I’ve always been a hungry fiction reader. If for some reason I had to choose between reading fiction and making or looking at art, art would lose in a heartbeat. (Strange that the thing you love the most would be something you have no interest in trying to create . . .) I spend most of my studio days listening to one audiobook or another, feeling mildly guilty that I use the greater pleasure to spur the lesser. Maybe artists shouldn’t admit that they don’t create in a magic cloud of focus and inspiration, but I don’t. A lot of my work is plain manual labor and is as potentially dull as any other repetitive activity. The effort usually leads somewhere, but I require outside help to stay on task.
Sometimes my books are random choices. Good cover art, a clever title, or a story that falls into one of my guilty pleasure categories (historical fiction, Swedish murder mysteries, non-fiction accounts of escape from fringe religious groups) may cause a book to end up in my library selection cart for download. But what I’m really looking for is the big novel that knocks me out of my world for a little while. I listen to a lot of mediocre to get to the great.

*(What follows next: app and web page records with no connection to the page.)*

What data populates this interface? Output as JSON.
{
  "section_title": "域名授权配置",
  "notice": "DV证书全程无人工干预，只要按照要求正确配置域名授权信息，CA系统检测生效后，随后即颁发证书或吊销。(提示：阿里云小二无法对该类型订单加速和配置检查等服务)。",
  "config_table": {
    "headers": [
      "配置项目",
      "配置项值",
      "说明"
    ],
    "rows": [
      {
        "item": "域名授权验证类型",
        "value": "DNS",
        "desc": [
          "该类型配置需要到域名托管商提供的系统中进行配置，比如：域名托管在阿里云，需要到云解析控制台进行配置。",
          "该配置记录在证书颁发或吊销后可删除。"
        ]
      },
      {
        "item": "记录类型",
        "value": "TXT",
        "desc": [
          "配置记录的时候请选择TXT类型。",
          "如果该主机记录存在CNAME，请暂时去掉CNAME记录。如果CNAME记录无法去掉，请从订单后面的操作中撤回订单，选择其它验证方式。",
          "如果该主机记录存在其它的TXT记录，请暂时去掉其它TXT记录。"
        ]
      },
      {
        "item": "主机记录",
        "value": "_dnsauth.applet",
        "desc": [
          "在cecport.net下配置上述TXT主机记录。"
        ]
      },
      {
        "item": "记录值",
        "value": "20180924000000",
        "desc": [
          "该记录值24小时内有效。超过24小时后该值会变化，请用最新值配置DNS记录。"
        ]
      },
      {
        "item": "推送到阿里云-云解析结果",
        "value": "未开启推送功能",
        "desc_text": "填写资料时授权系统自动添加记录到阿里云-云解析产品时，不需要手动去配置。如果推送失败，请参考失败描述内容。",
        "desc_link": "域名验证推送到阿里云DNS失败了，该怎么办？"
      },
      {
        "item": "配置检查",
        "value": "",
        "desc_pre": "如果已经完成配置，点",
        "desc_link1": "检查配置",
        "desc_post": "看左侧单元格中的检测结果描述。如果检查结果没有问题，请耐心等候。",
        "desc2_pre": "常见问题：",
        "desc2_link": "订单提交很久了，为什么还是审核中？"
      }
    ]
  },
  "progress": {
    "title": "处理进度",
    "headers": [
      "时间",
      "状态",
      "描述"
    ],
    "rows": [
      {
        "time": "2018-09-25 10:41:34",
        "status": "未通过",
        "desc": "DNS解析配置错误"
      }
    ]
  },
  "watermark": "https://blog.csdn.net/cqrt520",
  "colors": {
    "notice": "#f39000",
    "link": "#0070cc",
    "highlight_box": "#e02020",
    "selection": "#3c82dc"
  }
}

Last month I listened to Donna Tartt’s “The Goldfinch,” which I thought WAS great. It involves (among many other things) stolen paintings, flawed characters, the importance of imperfect friends, drugs, furniture restoration, and some profound observations on beautiful objects and their ability to communicate through and outside of time. I hear there is a movie in the works, which, like the one based on my last blow-my-socks-off read Cloud Atlas, I will stay far away from.
Damn fine book.